Game 3 (win): (Matt mulligans.) My opponent plays a tapped Ravine, and I play a tapped Vents. He plays another Ravine; I cast Pyromancer and pass the turn, saving my Probe for Disrupting Shoal. Sure enough, Matt tries to Bolt on my end step and is met with the counterspell. He tries a main phase Kolaghan's Command, but I Shoal again, this time exiling Day's Undoing. I untap, attack for 4, and play a Tarmogoyf. Matt casts a Tasigur, but I Snag it. He eventually resolves Jund Charm to wipe the board, but my huge Goyf survives and destroys him.
Build tweaks - Part 2

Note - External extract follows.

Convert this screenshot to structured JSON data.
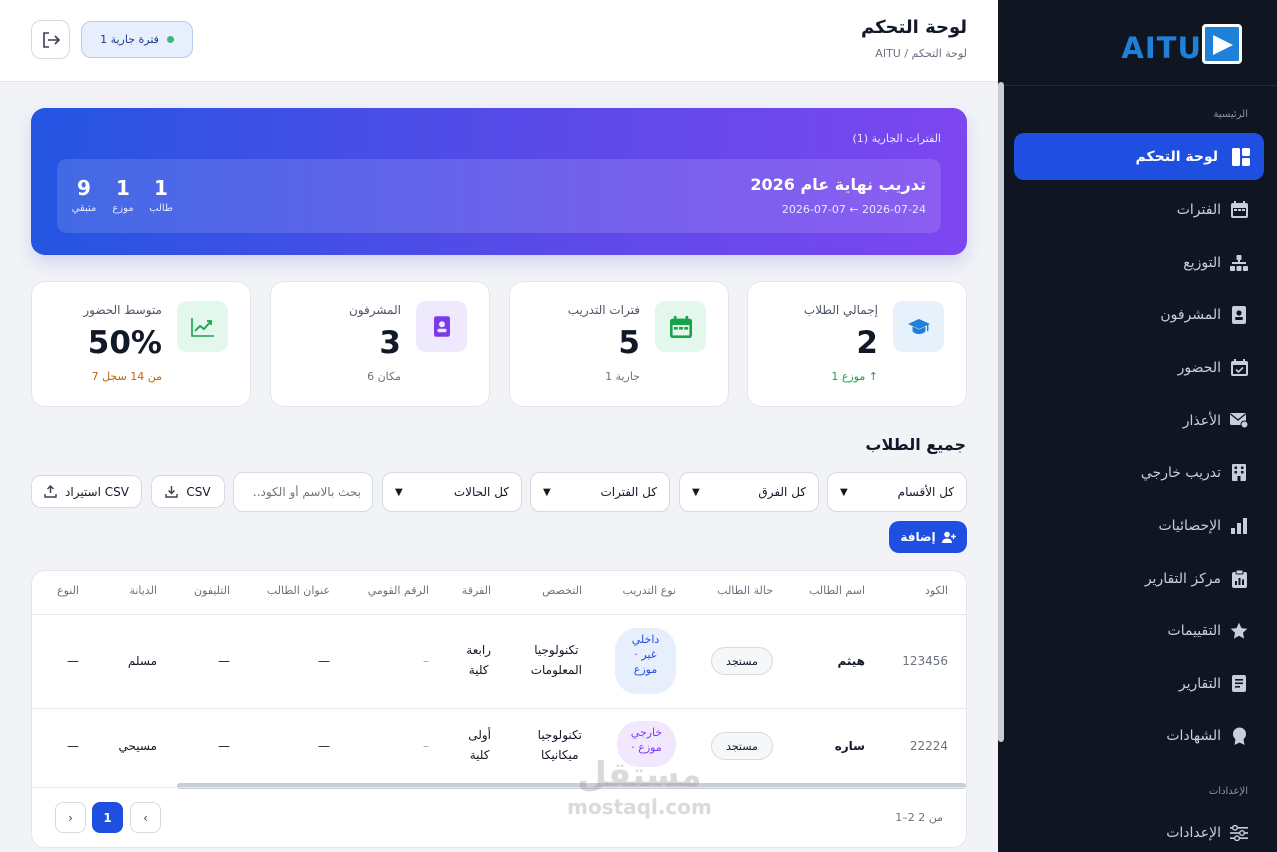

While I liked Hooting Mandrills and Mana Leak in my mainboard, I felt there could be better options. I remembered losing games if I didn't draw Day's Undoing and wishing I had more consistency tools. I also lamented the games I lost to mana screw. I figured I’d have to cut Leak (weaker than Mandrills) for a 19th land, but that would push my instant/sorcery count down to just 24, a number that didn’t appeal to me. Then, while re-reading a Menendian article on Vintage Grow, my attention was drawn to an old favorite of mine: Sleight of Hand. I’ve done some undocumented testing against less popular decks since Tuesday (Elves, Infect, UW Control, etc.), and Sleight pulls its weight. Early on, it finds my second land, while later in the game, it’s the greatest topdeck.
The sideboard also underwent some changes. Mutagenic Growth isn’t a card I want even against Lightning Bolt decks like Jund, so I cut them entirely. Destructive Revelry seems better than Grudge if my graveyard gets shuffled back into my deck often enough, and its damage bonus adds up fast if I’m playing them over and over. Besides hosing Affinity and Bogles, it provides a flexible answer to random midrange cards like (Vedalken Shackles and Choke). I also elected to try a Staticaster, who hasn’t disappointed me yet. In an Undoing game, having a free, repeatable source of damage to wipe Elemental tokens, Lingering Souls Spirits, Llanowar Elves and other dorks, or even Signal Pest greatly appeals to me.
Here's the newest version:
After reading my recent Nexus articles, many players at the local game store are annoyingly hoarding their copies of Day's Undoing. Assuming I can find a fourth copy for the upcoming double-PPTQ weekend, I’ll be back next Friday with some tournament reports.